This morning I attended a breakfast sponsored by the Two Percent Club at the Denver Country Club.  The Two Percent Club is an organization actively promoting business involvement in the community.  Their website states: “The member companies of the 2% Club consist of a wide range of industry representation and include every size of business, from sole proprietors to the largest employers. They have supported hundreds of Denver nonprofits with donations, employee volunteers, in-kind support and pro bono services. These leaders encourage and demonstrate business involvement in the community through their support of philanthropic efforts within their own companies, through their own personal commitment and through their leadership and encouragement of others.  We encourage you to get involved—-it’s just good business.”

While we ate our breakfast, each of the six round tables discussed 11 questions concerning community involvement.  They were great questions – I suggest you take a minute and think about the answers to them from your own perspective.

  1. Have you arm twisted your vendors or suppliers to get them involved in the community?  How did that work for you?
  2. Are government projects and iniatives appropriately steering resources to causes or are they taking funds away from other community groups and causes?
  3. Has your company tied your community efforts back to business goals?  If so, how?  Any cause related marketing projects?
  4. How do you find time for community efforts – for yourself or your company/employees?
  5. What impact is the economic situation having on your giving now or in the future?  What about the overall impact on the nonprofits and the community?
  6. Is it OK to self-promote your community efforts, or is that being disingenuous?
  7. Do you measure your community efforts?  If so, how?
  8. Are your employees involved?  What impact does that have on morale/productivity?
  9. Is it good to have a narrow communtiy focus or more of a broad-based focus?
  10. Is it appropriate for nonprofits to be invovled in political issues?
  11. Black-tie dinners-enough?  Or bring ’em on?  Alternatives?

The keynote speaker for the event was Peter Coors.  Peter currently is Vice-Chairman of the Board of the Molson Coors Brewing Company.  He previously served as Chairman of the Board of Adolph Coors Company since 2002, and was Chief Executive Officer from May 2000 to July 2002. Peter talked about the unique philosophy we have in the United States concerning citizen (and business) involvement in philanthropy as compared to many other countries where the government is expected to provide all needed servcies in communities.  He talked about business philanthropy being not an obligation for companies as no one is making us do it – rather he feels it is the right thing to do and makes good business sense.  People want to do business with people they think care.

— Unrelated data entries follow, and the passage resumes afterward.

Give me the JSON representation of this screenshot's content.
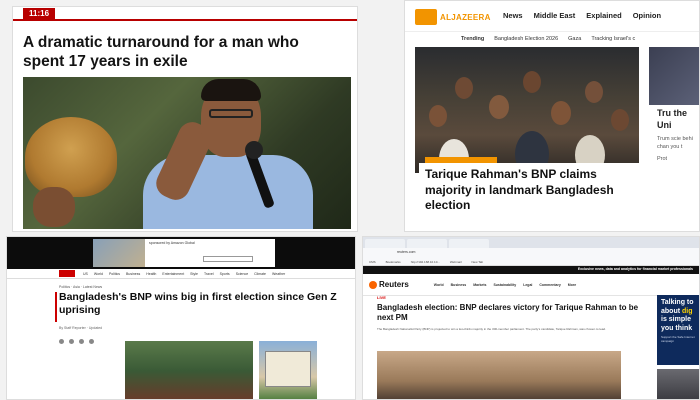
{
  "panel1": {
    "time": "11:16",
    "headline": "A dramatic turnaround for a man who spent 17 years in exile"
  },
  "panel2": {
    "logo": "ALJAZEERA",
    "nav": [
      "News",
      "Middle East",
      "Explained",
      "Opinion"
    ],
    "subnav": [
      "Trending",
      "Bangladesh Election 2026",
      "Gaza",
      "Tracking Israel's c"
    ],
    "headline": "Tarique Rahman's BNP claims majority in landmark Bangladesh election",
    "side_title": "Tru the Uni",
    "side_snippet": "Trum scie behi chan you t",
    "side_more": "Prot"
  },
  "panel3": {
    "ad_label": "sponsored by Amazon Global",
    "nav": [
      "US",
      "World",
      "Politics",
      "Business",
      "Health",
      "Entertainment",
      "Style",
      "Travel",
      "Sports",
      "Science",
      "Climate",
      "Weather"
    ],
    "crumbs": "Politics · Asia · Latest News",
    "headline": "Bangladesh's BNP wins big in first election since Gen Z uprising",
    "byline": "By Staff Reporter · Updated"
  },
  "panel4": {
    "url": "reuters.com",
    "bookmarks": [
      "CMS",
      "Bookmarks",
      "http://192.168.10.10...",
      "Webmail",
      "New Tab"
    ],
    "promo": "Exclusive news, data and analytics for financial market professionals",
    "logo": "Reuters",
    "nav": [
      "World",
      "Business",
      "Markets",
      "Sustainability",
      "Legal",
      "Commentary",
      "More"
    ],
    "live": "LIVE",
    "headline": "Bangladesh election: BNP declares victory for Tarique Rahman to be next PM",
    "summary": "The Bangladesh Nationalist Party (BNP) is projected to win a two-thirds majority in the 300-member parliament. The party's candidate, Tarique Rahman, was chosen to lead.",
    "ad_title_1": "Talking to",
    "ad_title_2": "about",
    "ad_title_hl": "dig",
    "ad_title_3": "is simple",
    "ad_title_4": "you think",
    "ad_sub": "Support the Safe Internet campaign"
  },
  "colors": {
    "bbc_red": "#b80000",
    "aljazeera_orange": "#f29400",
    "cnn_red": "#cc0000",
    "reuters_orange": "#fa6400"
  }
}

Peter highlighted eight things for companies to remember when engaged in community involvement.

  1. Keep your corporate hat on when working with nonprofits – bring business thinking to addressing community issues.
  2. Encourage nonprofits to measure their results and business can help with that.
  3. Help nonprofits measure their effectiveness using both quantitative approaches while also focusing on the harder to measure feel good factor.
  4. Offer in-kind resources
  5. Encourage employees and their families to get involved in community projects.  Encourage them to have the same giving philosophy as the business’ leaders.
  6. Effectively use your business leverage to make things happen.
  7. Be creative, shake up the status quo and look at things differently especially during tough economic times when dollars available have diminished – right now by 40%!!
  8. Never doubt the Power of One!  Adopt one school, mentor one child, help one neighborhood.  One person or one business – can make a difference.

It great to have been invited to participate in this event and meet leading local business people who are so committed to supporting their local communities.  The Two Percent Club has a new website and is now actively looking to engage even more businesses as part of its membership.  I am glad to be a member!